| Task item |
In the copy, include no images, and repeat each entry precisely as written.

(Dataset rows for apps and sites)
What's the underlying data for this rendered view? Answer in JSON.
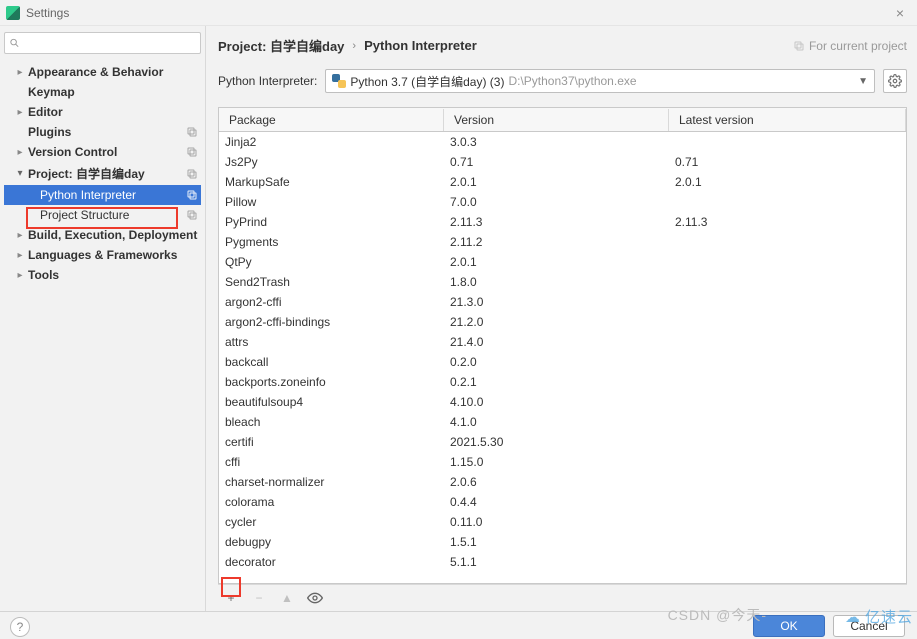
{
  "window": {
    "title": "Settings",
    "close": "×"
  },
  "search": {
    "placeholder": ""
  },
  "sidebar": {
    "items": [
      {
        "label": "Appearance & Behavior",
        "arrow": "right",
        "bold": true,
        "depth": 1
      },
      {
        "label": "Keymap",
        "arrow": "none",
        "bold": true,
        "depth": 1
      },
      {
        "label": "Editor",
        "arrow": "right",
        "bold": true,
        "depth": 1
      },
      {
        "label": "Plugins",
        "arrow": "none",
        "bold": true,
        "depth": 1,
        "badge": true
      },
      {
        "label": "Version Control",
        "arrow": "right",
        "bold": true,
        "depth": 1,
        "badge": true
      },
      {
        "label": "Project: 自学自编day",
        "arrow": "down",
        "bold": true,
        "depth": 1,
        "badge": true
      },
      {
        "label": "Python Interpreter",
        "arrow": "none",
        "bold": false,
        "depth": 2,
        "badge": true,
        "selected": true
      },
      {
        "label": "Project Structure",
        "arrow": "none",
        "bold": false,
        "depth": 2,
        "badge": true
      },
      {
        "label": "Build, Execution, Deployment",
        "arrow": "right",
        "bold": true,
        "depth": 1
      },
      {
        "label": "Languages & Frameworks",
        "arrow": "right",
        "bold": true,
        "depth": 1
      },
      {
        "label": "Tools",
        "arrow": "right",
        "bold": true,
        "depth": 1
      }
    ]
  },
  "breadcrumb": {
    "project": "Project: 自学自编day",
    "sep": "›",
    "current": "Python Interpreter",
    "scope": "For current project"
  },
  "interpreter": {
    "label": "Python Interpreter:",
    "name": "Python 3.7 (自学自编day) (3)",
    "path": "D:\\Python37\\python.exe"
  },
  "table": {
    "headers": {
      "package": "Package",
      "version": "Version",
      "latest": "Latest version"
    },
    "rows": [
      {
        "pkg": "Jinja2",
        "ver": "3.0.3",
        "lat": ""
      },
      {
        "pkg": "Js2Py",
        "ver": "0.71",
        "lat": "0.71"
      },
      {
        "pkg": "MarkupSafe",
        "ver": "2.0.1",
        "lat": "2.0.1"
      },
      {
        "pkg": "Pillow",
        "ver": "7.0.0",
        "lat": ""
      },
      {
        "pkg": "PyPrind",
        "ver": "2.11.3",
        "lat": "2.11.3"
      },
      {
        "pkg": "Pygments",
        "ver": "2.11.2",
        "lat": ""
      },
      {
        "pkg": "QtPy",
        "ver": "2.0.1",
        "lat": ""
      },
      {
        "pkg": "Send2Trash",
        "ver": "1.8.0",
        "lat": ""
      },
      {
        "pkg": "argon2-cffi",
        "ver": "21.3.0",
        "lat": ""
      },
      {
        "pkg": "argon2-cffi-bindings",
        "ver": "21.2.0",
        "lat": ""
      },
      {
        "pkg": "attrs",
        "ver": "21.4.0",
        "lat": ""
      },
      {
        "pkg": "backcall",
        "ver": "0.2.0",
        "lat": ""
      },
      {
        "pkg": "backports.zoneinfo",
        "ver": "0.2.1",
        "lat": ""
      },
      {
        "pkg": "beautifulsoup4",
        "ver": "4.10.0",
        "lat": ""
      },
      {
        "pkg": "bleach",
        "ver": "4.1.0",
        "lat": ""
      },
      {
        "pkg": "certifi",
        "ver": "2021.5.30",
        "lat": ""
      },
      {
        "pkg": "cffi",
        "ver": "1.15.0",
        "lat": ""
      },
      {
        "pkg": "charset-normalizer",
        "ver": "2.0.6",
        "lat": ""
      },
      {
        "pkg": "colorama",
        "ver": "0.4.4",
        "lat": ""
      },
      {
        "pkg": "cycler",
        "ver": "0.11.0",
        "lat": ""
      },
      {
        "pkg": "debugpy",
        "ver": "1.5.1",
        "lat": ""
      },
      {
        "pkg": "decorator",
        "ver": "5.1.1",
        "lat": ""
      }
    ]
  },
  "toolbar": {
    "add": "+",
    "remove": "−",
    "up": "▲",
    "eye": "◉"
  },
  "footer": {
    "ok": "OK",
    "cancel": "Cancel",
    "help": "?"
  },
  "watermark": {
    "center": "CSDN @今天-",
    "right": "亿速云"
  }
}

| Solution below |
What's the underlying data for this rendered view? Answer in JSON.
{
  "window": {
    "title": "Settings",
    "close": "×"
  },
  "search": {
    "placeholder": ""
  },
  "sidebar": {
    "items": [
      {
        "label": "Appearance & Behavior",
        "arrow": "right",
        "bold": true,
        "depth": 1
      },
      {
        "label": "Keymap",
        "arrow": "none",
        "bold": true,
        "depth": 1
      },
      {
        "label": "Editor",
        "arrow": "right",
        "bold": true,
        "depth": 1
      },
      {
        "label": "Plugins",
        "arrow": "none",
        "bold": true,
        "depth": 1,
        "badge": true
      },
      {
        "label": "Version Control",
        "arrow": "right",
        "bold": true,
        "depth": 1,
        "badge": true
      },
      {
        "label": "Project: 自学自编day",
        "arrow": "down",
        "bold": true,
        "depth": 1,
        "badge": true
      },
      {
        "label": "Python Interpreter",
        "arrow": "none",
        "bold": false,
        "depth": 2,
        "badge": true,
        "selected": true
      },
      {
        "label": "Project Structure",
        "arrow": "none",
        "bold": false,
        "depth": 2,
        "badge": true
      },
      {
        "label": "Build, Execution, Deployment",
        "arrow": "right",
        "bold": true,
        "depth": 1
      },
      {
        "label": "Languages & Frameworks",
        "arrow": "right",
        "bold": true,
        "depth": 1
      },
      {
        "label": "Tools",
        "arrow": "right",
        "bold": true,
        "depth": 1
      }
    ]
  },
  "breadcrumb": {
    "project": "Project: 自学自编day",
    "sep": "›",
    "current": "Python Interpreter",
    "scope": "For current project"
  },
  "interpreter": {
    "label": "Python Interpreter:",
    "name": "Python 3.7 (自学自编day) (3)",
    "path": "D:\\Python37\\python.exe"
  },
  "table": {
    "headers": {
      "package": "Package",
      "version": "Version",
      "latest": "Latest version"
    },
    "rows": [
      {
        "pkg": "Jinja2",
        "ver": "3.0.3",
        "lat": ""
      },
      {
        "pkg": "Js2Py",
        "ver": "0.71",
        "lat": "0.71"
      },
      {
        "pkg": "MarkupSafe",
        "ver": "2.0.1",
        "lat": "2.0.1"
      },
      {
        "pkg": "Pillow",
        "ver": "7.0.0",
        "lat": ""
      },
      {
        "pkg": "PyPrind",
        "ver": "2.11.3",
        "lat": "2.11.3"
      },
      {
        "pkg": "Pygments",
        "ver": "2.11.2",
        "lat": ""
      },
      {
        "pkg": "QtPy",
        "ver": "2.0.1",
        "lat": ""
      },
      {
        "pkg": "Send2Trash",
        "ver": "1.8.0",
        "lat": ""
      },
      {
        "pkg": "argon2-cffi",
        "ver": "21.3.0",
        "lat": ""
      },
      {
        "pkg": "argon2-cffi-bindings",
        "ver": "21.2.0",
        "lat": ""
      },
      {
        "pkg": "attrs",
        "ver": "21.4.0",
        "lat": ""
      },
      {
        "pkg": "backcall",
        "ver": "0.2.0",
        "lat": ""
      },
      {
        "pkg": "backports.zoneinfo",
        "ver": "0.2.1",
        "lat": ""
      },
      {
        "pkg": "beautifulsoup4",
        "ver": "4.10.0",
        "lat": ""
      },
      {
        "pkg": "bleach",
        "ver": "4.1.0",
        "lat": ""
      },
      {
        "pkg": "certifi",
        "ver": "2021.5.30",
        "lat": ""
      },
      {
        "pkg": "cffi",
        "ver": "1.15.0",
        "lat": ""
      },
      {
        "pkg": "charset-normalizer",
        "ver": "2.0.6",
        "lat": ""
      },
      {
        "pkg": "colorama",
        "ver": "0.4.4",
        "lat": ""
      },
      {
        "pkg": "cycler",
        "ver": "0.11.0",
        "lat": ""
      },
      {
        "pkg": "debugpy",
        "ver": "1.5.1",
        "lat": ""
      },
      {
        "pkg": "decorator",
        "ver": "5.1.1",
        "lat": ""
      }
    ]
  },
  "toolbar": {
    "add": "+",
    "remove": "−",
    "up": "▲",
    "eye": "◉"
  },
  "footer": {
    "ok": "OK",
    "cancel": "Cancel",
    "help": "?"
  },
  "watermark": {
    "center": "CSDN @今天-",
    "right": "亿速云"
  }
}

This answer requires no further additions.